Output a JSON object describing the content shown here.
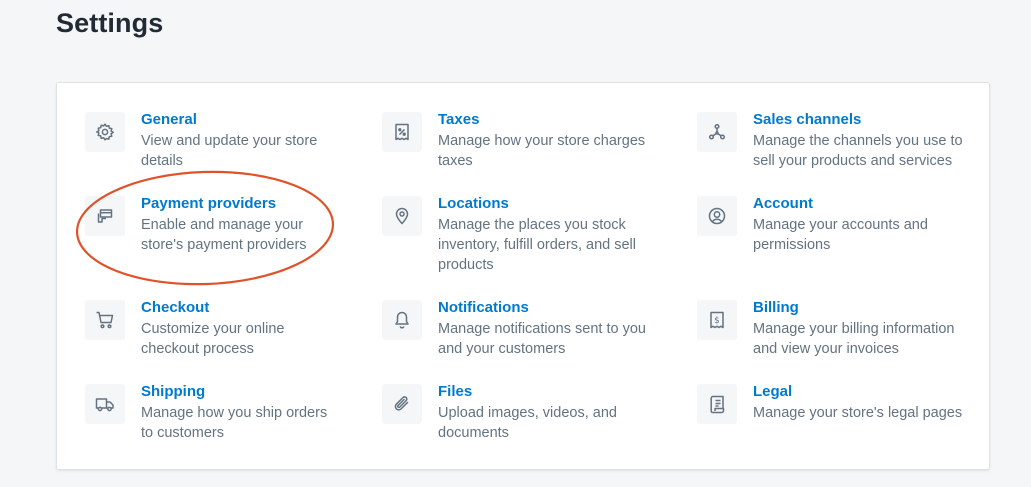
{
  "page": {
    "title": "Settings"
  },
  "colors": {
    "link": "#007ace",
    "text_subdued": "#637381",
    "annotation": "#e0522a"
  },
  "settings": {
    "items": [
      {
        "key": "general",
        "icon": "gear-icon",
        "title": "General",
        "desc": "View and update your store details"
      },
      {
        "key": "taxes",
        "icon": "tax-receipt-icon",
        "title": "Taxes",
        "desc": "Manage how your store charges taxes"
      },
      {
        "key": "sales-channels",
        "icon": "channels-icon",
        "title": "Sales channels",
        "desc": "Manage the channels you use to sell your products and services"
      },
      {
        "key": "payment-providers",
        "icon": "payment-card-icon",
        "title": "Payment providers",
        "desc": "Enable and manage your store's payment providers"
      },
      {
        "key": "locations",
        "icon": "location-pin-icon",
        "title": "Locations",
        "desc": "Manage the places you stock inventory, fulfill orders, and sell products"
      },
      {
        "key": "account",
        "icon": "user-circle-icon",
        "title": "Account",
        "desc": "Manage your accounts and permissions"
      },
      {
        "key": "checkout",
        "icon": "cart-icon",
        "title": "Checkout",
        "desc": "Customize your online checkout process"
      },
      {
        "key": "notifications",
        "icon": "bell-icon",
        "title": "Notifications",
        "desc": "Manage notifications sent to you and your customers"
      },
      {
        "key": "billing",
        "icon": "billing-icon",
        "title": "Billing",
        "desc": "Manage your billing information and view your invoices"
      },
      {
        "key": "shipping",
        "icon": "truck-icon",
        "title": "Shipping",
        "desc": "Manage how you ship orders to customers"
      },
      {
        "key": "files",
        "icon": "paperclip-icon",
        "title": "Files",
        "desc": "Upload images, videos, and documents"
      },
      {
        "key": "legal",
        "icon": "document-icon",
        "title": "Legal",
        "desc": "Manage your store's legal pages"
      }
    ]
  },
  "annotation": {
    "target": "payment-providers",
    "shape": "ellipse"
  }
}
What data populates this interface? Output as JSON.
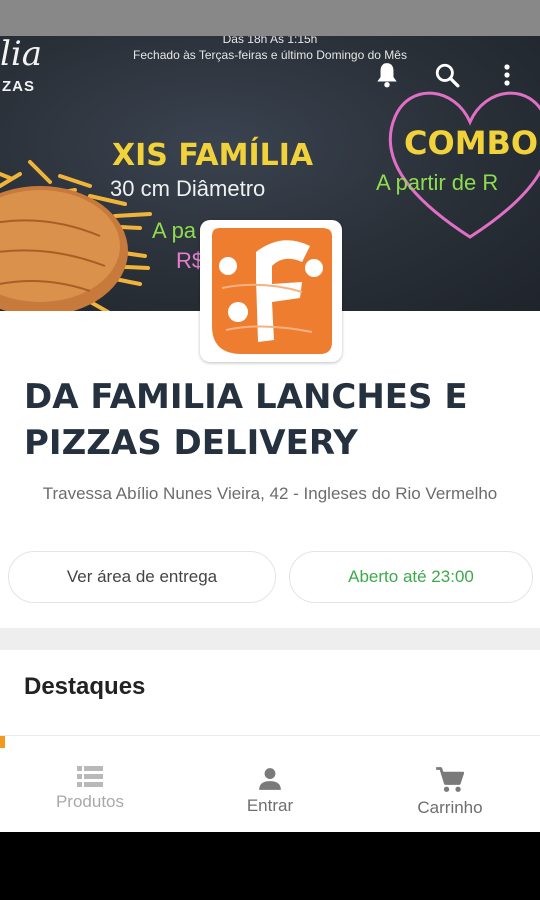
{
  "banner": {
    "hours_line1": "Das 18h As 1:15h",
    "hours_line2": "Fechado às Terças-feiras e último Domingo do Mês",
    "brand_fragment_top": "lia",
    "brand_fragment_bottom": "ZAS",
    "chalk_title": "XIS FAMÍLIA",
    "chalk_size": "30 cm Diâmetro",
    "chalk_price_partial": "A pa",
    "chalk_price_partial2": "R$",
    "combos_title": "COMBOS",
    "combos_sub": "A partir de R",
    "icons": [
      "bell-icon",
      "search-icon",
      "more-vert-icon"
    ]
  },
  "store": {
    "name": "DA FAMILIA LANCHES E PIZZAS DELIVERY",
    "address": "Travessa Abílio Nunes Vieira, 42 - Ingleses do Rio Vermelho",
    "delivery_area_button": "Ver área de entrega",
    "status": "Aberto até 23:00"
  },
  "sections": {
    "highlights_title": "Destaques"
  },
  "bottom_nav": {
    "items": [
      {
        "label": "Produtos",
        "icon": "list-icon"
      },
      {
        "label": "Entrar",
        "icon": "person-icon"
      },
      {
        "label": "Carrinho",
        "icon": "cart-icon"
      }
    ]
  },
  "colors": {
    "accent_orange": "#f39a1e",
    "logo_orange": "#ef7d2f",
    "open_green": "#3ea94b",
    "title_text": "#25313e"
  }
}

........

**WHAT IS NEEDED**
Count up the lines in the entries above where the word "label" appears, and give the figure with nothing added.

**PROBLEM SOLUTION**
3